Aabenraa is also an ancient city with architecture from different eras. Significant buildings in Aabenraa include St. Nicolai Church from the time of the Valdemars and Brundlund Castle, founded by Queen Margrethe I (around the year 1400). There are also several well-preserved 19th century city districts around the following streets: Slotsgade, Store Pottergade, Lille Pottergade, Nygade, Nybro, Skibbrogade and Gildegade.



Early history of the city
Opnør was originally a village by the river. The name first appears in the written sources in King Valdemar's Land Book from 1231. The village developed in the early Middle Ages around the episcopal castle Opnør Hus into a small urban community with harbor, crafts and fishing. That the harbor was the town's lifeblood is confirmed by a document from 1257. Here Christoffer I gives the monks in Løgumkloster customs freedom if their ships should call at "our harbor in Obenroe".

Aabenraa belonged after the division of the inheritance in 1560 and until the inheritance tribute in 1721 under the dukes of Gottorp.

The city had its heyday from the 1750s until 1864, when the city's shipping was booming with trade in the Mediterranean, China, South America and Australia. The sailors brought home distinctive customs and wealth from the East in particular. Aabenraa had the Danish monarchy's largest merchant fleet after Copenhagen and Flensburg. The city's four to six shipyards were famous for their ships. Most famous was the clipper Cimber, who in 111 days in 1857 sailed from Liverpool to San Francisco.
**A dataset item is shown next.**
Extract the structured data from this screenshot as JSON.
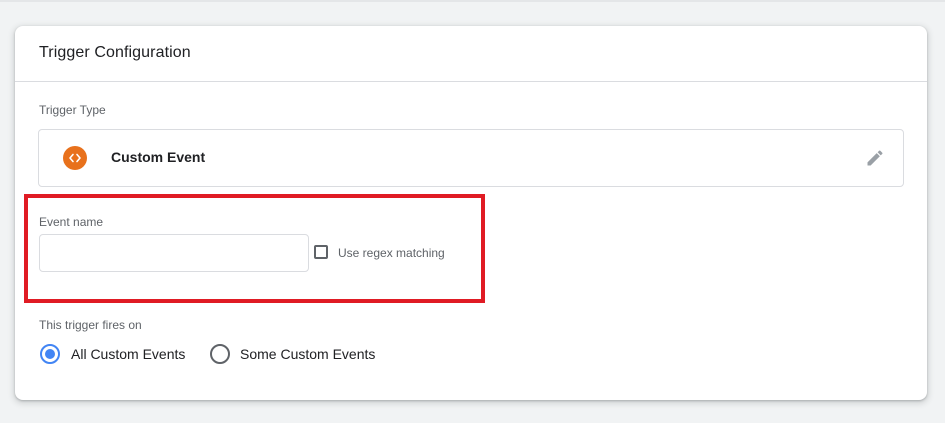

History since 1864
After the war in 1864, Aabenraa as the rest of Southern Jutland was taken over by Austria and Prussia and after 1866 as part of a province in Prussia. Like Flensburg, Aabenraa did not succeed in converting the shipyards to build steamships, and development stagnated. The town got a navigation school and in 1901 a narrow-gauge railway connection to Rødekro. Throughout the period, Aabenraa was the center of North Schleswig for the national tensions between Danish and German. In 1900, Sprogforeningen bought Schweizerhalle by Haderslevvej and turned it into a Danish town hall under the name Folkehjem. Here, the South Jutland politician H.P. Hanssen in November 1918 the right of the southern Jews to national self-determination.

In the referendum in 1920, 55% voted in Aabenraa to belong to Germany, but as it was the result for the entire zone 1 that was valid, Aabenraa, like the rest of Southern Jutland, returned to Denmark. In the Reunification Garden between Madevej and H.P. Hanssens Vej stands a monument to H.P. Hanssen, created by the sculptor Rikard Axel Poulsen in 1945. Another memory in the city of the Reunification in 1920 is found in front of Folkehjem, where there are 5 boundary stones from the former Kongeå border.

In the interwar years, Aabenraa was the center of the German minority in North Schleswig. A new German newspaper, Der Nordschleswiger, was published in 1946, a German private school and a library were established in 1947 and a kindergarten in 1956.

In 1925, the harbor was expanded with a 450-meter quay and a Sønderjyllands Højspændingsværk power plant, and this meant increased employment for many workers in the 1930s. Today, there is a diverse industry ranging from Marcussen's Organ Building to Callesen's Machine Factory.

Sønderjyllandshallen was inaugurated in 1956, where the region's major fairs, sports events and congresses are held.

Former capital of Southern Jutland County
In 1970, the city became the administrative center for the County of Southern Jutland. Since 2007, the former County of Southern Jutland has been merged with other surrounding counties into the Region of Southern Denmark. The town is now also part of a larger municipality, still with the name Aabenraa Municipality together with the old municipalities: Rødekro, Lundtoft, Tinglev and Bov. The current Aabenraa Municipality corresponds in scope almost to the old Aabenraa County, except for the Gråsten area.